2011-04-21 12:28:03.994 GMT

By Jonathan Stearns

April 21 (Bloomberg) -- China is open to buying more bonds of indebted euro-area nations as part of a strategy to bolster the European Union economy and diversify away from investments in U.S. debt, said the Chinese ambassador to the EU.

Song Zhe said China owns “several billion euros” of bonds sold by Greece and Portugal and might embark on another round of purchases of sovereign debt in the euro area.

“In the next step, it is possible we will purchase more sovereign debt” in Europe, Song told reporters today in Brussels. “We hope to see financial stability and sustained economic growth in the euro zone.”

Song said China believes the EU can overcome the euro area’s debt crisis, which was triggered by Greece last year and has since engulfed Ireland and Portugal. With the International Monetary Fund, the EU organized a 110 billion-euro rescue of Greece last May and an 85 billion-euro bailout of Ireland in November and is now preparing 80 billion euros in emergency aid for Portugal.

The fundamental aim of Chinese investments in Europe is to protect China’s “huge” foreign-exchange reserves, according to Song. “We do have confidence in the currency and it will remain one of our choices for investment.”

China’s foreign-exchange reserves jumped to a world-record $3 trillion in March.

China is in discussions to invest in the restructuring of Spain’s savings banks, Foreign Ministry spokesman Hong Lei  said today, after a four-day visit by Spanish Prime Minister Jose Luis Rodriguez Zapatero to Asia.

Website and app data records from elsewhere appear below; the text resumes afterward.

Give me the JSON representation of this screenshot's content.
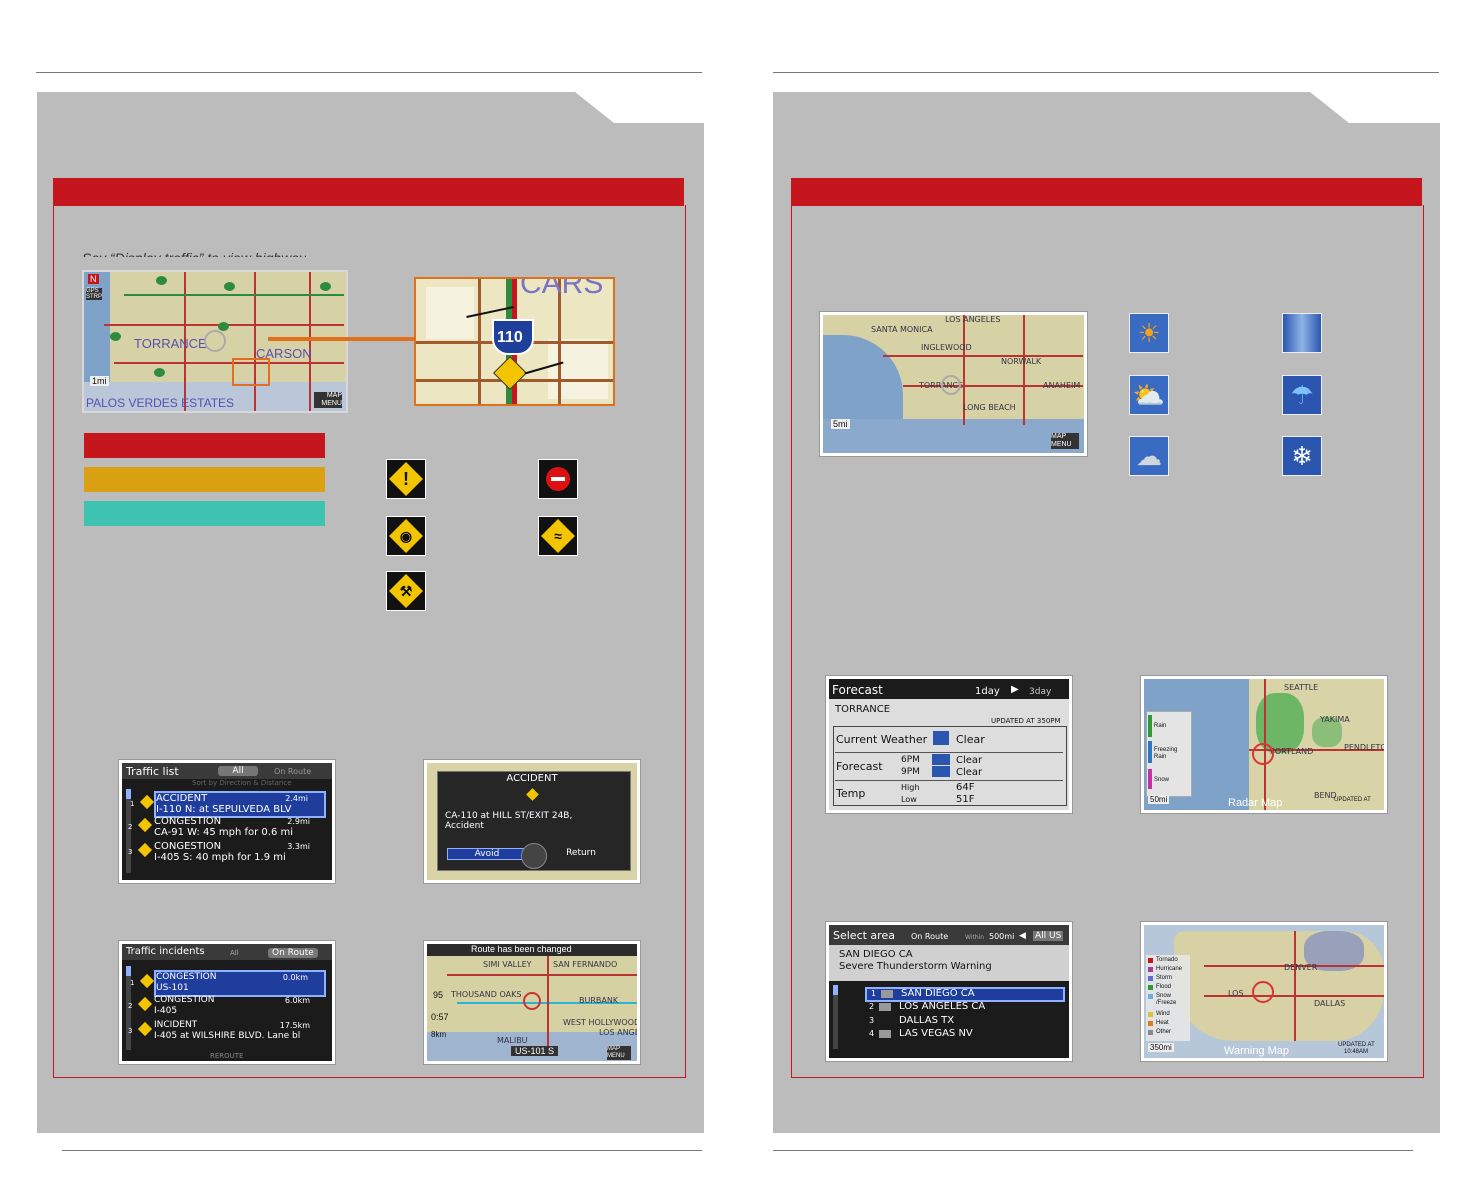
{
  "left": {
    "caption": "Say “Display traffic” to view highway",
    "map_small": {
      "cities": [
        "TORRANCE",
        "CARSON",
        "PALOS VERDES ESTATES"
      ],
      "scale": "1mi",
      "map_menu": "MAP MENU",
      "compass": "N",
      "gps": "GPS STRP",
      "route_shields": [
        "107",
        "91",
        "91",
        "1",
        "405",
        "110",
        "107",
        "1",
        "91"
      ]
    },
    "map_zoom": {
      "city": "CARS",
      "interstate": "110",
      "interstate_top": "INTERSTATE"
    },
    "legend_colors": [
      "#c4161c",
      "#d9a011",
      "#3fc3b1"
    ],
    "traffic_icons": [
      "incident-icon",
      "closure-icon",
      "accident-icon",
      "weather-road-icon",
      "construction-icon"
    ],
    "traffic_list": {
      "title": "Traffic list",
      "tab_all": "All",
      "tab_on_route": "On Route",
      "subtitle": "Sort by Direction & Distance",
      "rows": [
        {
          "num": "1",
          "type": "ACCIDENT",
          "dist": "2.4mi",
          "desc": "I-110 N: at SEPULVEDA BLV"
        },
        {
          "num": "2",
          "type": "CONGESTION",
          "dist": "2.9mi",
          "desc": "CA-91 W: 45 mph for 0.6 mi"
        },
        {
          "num": "3",
          "type": "CONGESTION",
          "dist": "3.3mi",
          "desc": "I-405 S: 40 mph for 1.9 mi"
        }
      ]
    },
    "accident_popup": {
      "title": "ACCIDENT",
      "body1": "CA-110 at HILL ST/EXIT 24B,",
      "body2": "Accident",
      "avoid": "Avoid",
      "return": "Return"
    },
    "traffic_incidents": {
      "title": "Traffic incidents",
      "tab_all": "All",
      "tab_on_route": "On Route",
      "rows": [
        {
          "num": "1",
          "type": "CONGESTION",
          "dist": "0.0km",
          "desc": "US-101"
        },
        {
          "num": "2",
          "type": "CONGESTION",
          "dist": "6.0km",
          "desc": "I-405"
        },
        {
          "num": "3",
          "type": "INCIDENT",
          "dist": "17.5km",
          "desc": "I-405 at WILSHIRE BLVD. Lane bl"
        }
      ],
      "footer": "REROUTE"
    },
    "route_changed": {
      "title": "Route has been changed",
      "cities": [
        "SIMI VALLEY",
        "SAN FERNANDO",
        "THOUSAND OAKS",
        "BURBANK",
        "WEST HOLLYWOOD",
        "LOS ANGELES",
        "MALIBU"
      ],
      "dist": "95",
      "time": "0:57",
      "scale": "8km",
      "road": "US-101 S",
      "map_menu": "MAP MENU"
    }
  },
  "right": {
    "weather_map": {
      "cities": [
        "SANTA MONICA",
        "LOS ANGELES",
        "INGLEWOOD",
        "NORWALK",
        "TORRANCE",
        "ANAHEIM",
        "LONG BEACH"
      ],
      "scale": "5mi",
      "map_menu": "MAP MENU"
    },
    "weather_icons": [
      "sunny-icon",
      "fog-icon",
      "partly-cloudy-icon",
      "rain-umbrella-icon",
      "cloudy-icon",
      "snow-icon"
    ],
    "forecast": {
      "title": "Forecast",
      "tab_1day": "1day",
      "tab_3day": "3day",
      "location": "TORRANCE",
      "updated": "UPDATED AT 350PM",
      "current_label": "Current Weather",
      "current_value": "Clear",
      "forecast_label": "Forecast",
      "time1": "6PM",
      "time1_value": "Clear",
      "time2": "9PM",
      "time2_value": "Clear",
      "temp_label": "Temp",
      "high_label": "High",
      "high_value": "64F",
      "low_label": "Low",
      "low_value": "51F"
    },
    "radar_map": {
      "title": "Radar Map",
      "scale": "50mi",
      "updated": "UPDATED AT",
      "legend": [
        "Rain",
        "Freezing Rain",
        "Snow"
      ],
      "cities": [
        "SEATTLE",
        "YAKIMA",
        "PORTLAND",
        "PENDLETON",
        "BEND"
      ]
    },
    "select_area": {
      "title": "Select area",
      "tab_on_route": "On Route",
      "tab_within": "Within",
      "within_value": "500mi",
      "tab_all_us": "All US",
      "header_city": "SAN DIEGO CA",
      "header_warning": "Severe Thunderstorm Warning",
      "rows": [
        {
          "num": "1",
          "city": "SAN DIEGO CA"
        },
        {
          "num": "2",
          "city": "LOS ANGELES CA"
        },
        {
          "num": "3",
          "city": "DALLAS TX"
        },
        {
          "num": "4",
          "city": "LAS VEGAS NV"
        }
      ]
    },
    "warning_map": {
      "title": "Warning Map",
      "scale": "350mi",
      "updated": "UPDATED AT",
      "updated_time": "10:48AM",
      "legend": [
        "Tornado",
        "Hurricane",
        "Storm",
        "Flood",
        "Snow /Freeze",
        "Wind",
        "Heat",
        "Other"
      ],
      "cities": [
        "DENVER",
        "DALLAS",
        "LOS"
      ]
    }
  }
}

China already holds 25 billion euros of Spanish sovereign debt, up from 6 billion euros in 2009, Zapatero said on April 15 at the end of his Asian tour. That’s equivalent to 12.5 percent of the Spanish debt in foreign hands, he told reporters.